Spritzing is a nifty scheme invented by a Boston-based company that works with text streaming technology. It's a way to read without moving your eyes and, therefore, wasting valuable reading time.

Your eyes read by looking for a point in a word, the "optimal recognition point", or ORP, and, when the ORP is found (slightly left of the centre of each word), the brain can process the meaning of the word it's looking at.

Spritz lines the words up with the eye's natural reading motion, it identifies the ORP of each word, makes that letter red and presents all of the ORPs at the same space on the screen.

With 20% of reading time spent processing content and 80% spent moving your eyes around, Spritz speeds up reading.

It is intended for email, social media and ... digital books. "Atlas Shrugged in a day? You betcha," says the Spritz website.
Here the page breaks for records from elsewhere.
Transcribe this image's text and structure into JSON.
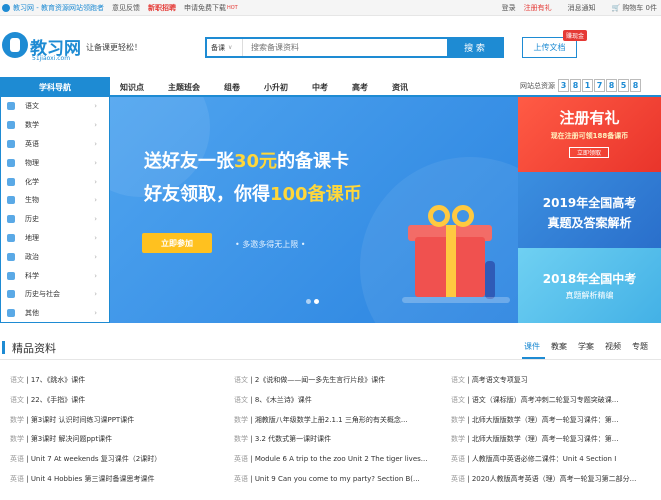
{
  "topbar": {
    "brand": "教习网 - 教育资源网站领跑者",
    "feedback": "意见反馈",
    "jobs": "新职招聘",
    "download_app": "申请免费下载",
    "hot": "HOT",
    "login": "登录",
    "register": "注册有礼",
    "messages": "消息通知",
    "cart": "购物车 0件"
  },
  "header": {
    "logo_text": "教习网",
    "logo_url": "51jiaoxi.com",
    "slogan": "让备课更轻松！",
    "search_category": "备课",
    "search_placeholder": "搜索备课资料",
    "search_button": "搜 索",
    "upload_button": "上传文档",
    "upload_badge": "赚现金"
  },
  "nav": {
    "title": "学科导航",
    "links": [
      "知识点",
      "主题班会",
      "组卷",
      "小升初",
      "中考",
      "高考",
      "资讯"
    ],
    "visits_label": "网站总资源",
    "visits_digits": [
      "3",
      "8",
      "1",
      "7",
      "8",
      "5",
      "8"
    ]
  },
  "sidebar": {
    "items": [
      {
        "label": "语文"
      },
      {
        "label": "数学"
      },
      {
        "label": "英语"
      },
      {
        "label": "物理"
      },
      {
        "label": "化学"
      },
      {
        "label": "生物"
      },
      {
        "label": "历史"
      },
      {
        "label": "地理"
      },
      {
        "label": "政治"
      },
      {
        "label": "科学"
      },
      {
        "label": "历史与社会"
      },
      {
        "label": "其他"
      }
    ]
  },
  "banner": {
    "line1_pre": "送好友一张",
    "line1_hl": "30元",
    "line1_post": "的备课卡",
    "line2_pre": "好友领取，你得",
    "line2_hl": "100备课币",
    "join_button": "立即参加",
    "more_text": "• 多邀多得无上限 •"
  },
  "ads": {
    "ad1_title": "注册有礼",
    "ad1_sub": "现在注册可领188备课币",
    "ad1_btn": "立即领取",
    "ad2_line1": "2019年全国高考",
    "ad2_line2": "真题及答案解析",
    "ad3_line1": "2018年全国中考",
    "ad3_line2": "真题解析精编"
  },
  "section": {
    "title": "精品资料",
    "tabs": [
      "课件",
      "教案",
      "学案",
      "视频",
      "专题"
    ]
  },
  "list": {
    "col1": [
      {
        "sub": "语文",
        "text": "17、《跳水》课件"
      },
      {
        "sub": "语文",
        "text": "22、《手指》课件"
      },
      {
        "sub": "数学",
        "text": "第3课时 认识时间练习课PPT课件"
      },
      {
        "sub": "数学",
        "text": "第3课时 解决问题ppt课件"
      },
      {
        "sub": "英语",
        "text": "Unit 7 At weekends 复习课件（2课时）"
      },
      {
        "sub": "英语",
        "text": "Unit 4 Hobbies 第三课时备课思考课件"
      }
    ],
    "col2": [
      {
        "sub": "语文",
        "text": "2《说和做——闻一多先生言行片段》课件"
      },
      {
        "sub": "语文",
        "text": "8、《木兰诗》课件"
      },
      {
        "sub": "数学",
        "text": "湘教版八年级数学上册2.1.1 三角形的有关概念..."
      },
      {
        "sub": "数学",
        "text": "3.2 代数式第一课时课件"
      },
      {
        "sub": "英语",
        "text": "Module 6 A trip to the zoo Unit 2 The tiger lives..."
      },
      {
        "sub": "英语",
        "text": "Unit 9 Can you come to my party?  Section B(..."
      }
    ],
    "col3": [
      {
        "sub": "语文",
        "text": "高考语文专项复习"
      },
      {
        "sub": "语文",
        "text": "语文（课标版）高考冲刺二轮复习专题突破课..."
      },
      {
        "sub": "数学",
        "text": "北师大版版数学（理）高考一轮复习课件：第..."
      },
      {
        "sub": "数学",
        "text": "北师大版版数学（理）高考一轮复习课件：第..."
      },
      {
        "sub": "英语",
        "text": "人教版高中英语必修二课件：Unit 4 Section Ⅰ"
      },
      {
        "sub": "英语",
        "text": "2020人教版高考英语（理）高考一轮复习第二部分..."
      }
    ]
  }
}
The developers boast a novel reading time of 90 minutes.

From one a fortnight to, say, three a week. That's 7800 books. That has to be a boon, doesn't it, stretching my literary lifespan until I'm just about immortal.
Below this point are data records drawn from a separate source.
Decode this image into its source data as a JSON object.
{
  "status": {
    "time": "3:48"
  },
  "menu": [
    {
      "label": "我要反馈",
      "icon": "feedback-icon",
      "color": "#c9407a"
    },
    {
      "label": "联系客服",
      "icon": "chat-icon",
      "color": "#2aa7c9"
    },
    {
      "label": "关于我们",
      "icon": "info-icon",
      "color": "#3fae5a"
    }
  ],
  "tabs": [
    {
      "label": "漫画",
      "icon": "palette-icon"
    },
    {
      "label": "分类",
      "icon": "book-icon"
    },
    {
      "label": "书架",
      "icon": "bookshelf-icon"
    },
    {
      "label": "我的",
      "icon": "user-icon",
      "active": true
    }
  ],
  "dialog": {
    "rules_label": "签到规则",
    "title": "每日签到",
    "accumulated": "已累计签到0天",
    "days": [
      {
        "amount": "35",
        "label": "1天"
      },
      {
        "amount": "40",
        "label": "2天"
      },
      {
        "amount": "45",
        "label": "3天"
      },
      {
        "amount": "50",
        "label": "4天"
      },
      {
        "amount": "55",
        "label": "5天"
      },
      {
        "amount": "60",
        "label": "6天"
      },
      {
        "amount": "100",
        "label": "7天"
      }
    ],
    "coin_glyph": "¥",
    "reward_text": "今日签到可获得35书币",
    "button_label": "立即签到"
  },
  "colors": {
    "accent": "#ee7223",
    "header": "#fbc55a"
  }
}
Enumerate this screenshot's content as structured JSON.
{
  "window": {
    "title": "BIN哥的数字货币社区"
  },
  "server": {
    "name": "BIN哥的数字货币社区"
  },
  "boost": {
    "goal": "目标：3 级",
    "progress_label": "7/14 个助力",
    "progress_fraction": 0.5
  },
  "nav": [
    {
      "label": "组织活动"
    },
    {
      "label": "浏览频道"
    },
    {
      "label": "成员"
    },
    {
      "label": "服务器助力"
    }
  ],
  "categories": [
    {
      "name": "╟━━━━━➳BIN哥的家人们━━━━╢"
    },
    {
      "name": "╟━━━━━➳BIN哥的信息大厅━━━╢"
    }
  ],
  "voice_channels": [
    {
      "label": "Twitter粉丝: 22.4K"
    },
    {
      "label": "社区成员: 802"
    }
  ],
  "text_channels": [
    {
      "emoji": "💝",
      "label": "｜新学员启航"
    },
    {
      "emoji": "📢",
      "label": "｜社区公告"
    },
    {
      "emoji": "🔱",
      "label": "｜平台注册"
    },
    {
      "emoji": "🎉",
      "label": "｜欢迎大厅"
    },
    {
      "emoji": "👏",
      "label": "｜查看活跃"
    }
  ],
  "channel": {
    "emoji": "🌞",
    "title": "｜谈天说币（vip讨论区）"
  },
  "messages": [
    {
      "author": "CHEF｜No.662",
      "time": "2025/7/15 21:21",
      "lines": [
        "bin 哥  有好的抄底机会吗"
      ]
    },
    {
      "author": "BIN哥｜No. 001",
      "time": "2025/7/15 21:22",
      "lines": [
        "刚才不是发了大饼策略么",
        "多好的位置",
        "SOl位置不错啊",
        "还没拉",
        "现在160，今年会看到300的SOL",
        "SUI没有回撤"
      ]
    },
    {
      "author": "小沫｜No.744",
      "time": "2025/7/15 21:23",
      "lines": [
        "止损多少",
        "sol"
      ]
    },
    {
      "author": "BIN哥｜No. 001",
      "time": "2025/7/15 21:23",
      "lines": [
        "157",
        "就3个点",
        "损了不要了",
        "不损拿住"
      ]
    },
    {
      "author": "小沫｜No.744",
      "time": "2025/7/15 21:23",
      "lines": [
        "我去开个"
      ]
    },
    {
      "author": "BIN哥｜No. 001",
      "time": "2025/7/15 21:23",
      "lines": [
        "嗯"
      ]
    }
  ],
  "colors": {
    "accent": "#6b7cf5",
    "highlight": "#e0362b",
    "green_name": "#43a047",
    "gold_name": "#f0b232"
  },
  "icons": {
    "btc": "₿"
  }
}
The thing is, rereading Nevil Shute doesn't feel like a waste. Neither does the delayed gratification of easing a novel gently through 14 days.

The whole thing puts me in mind of The Little Prince (read carefully and at leisure) in the chapter where the wee fellow meets a merchant who sells pills that quench thirst. Swallow one pill a week and you will never need to drink anything again. They are, the merchant explains, a time saving device. Experts have computed that not drinking will save a man 53 minutes every week.

"If I had fifty-three minutes to spend as I liked," says the Little Prince, "I should walk at my leisure toward a spring of fresh water."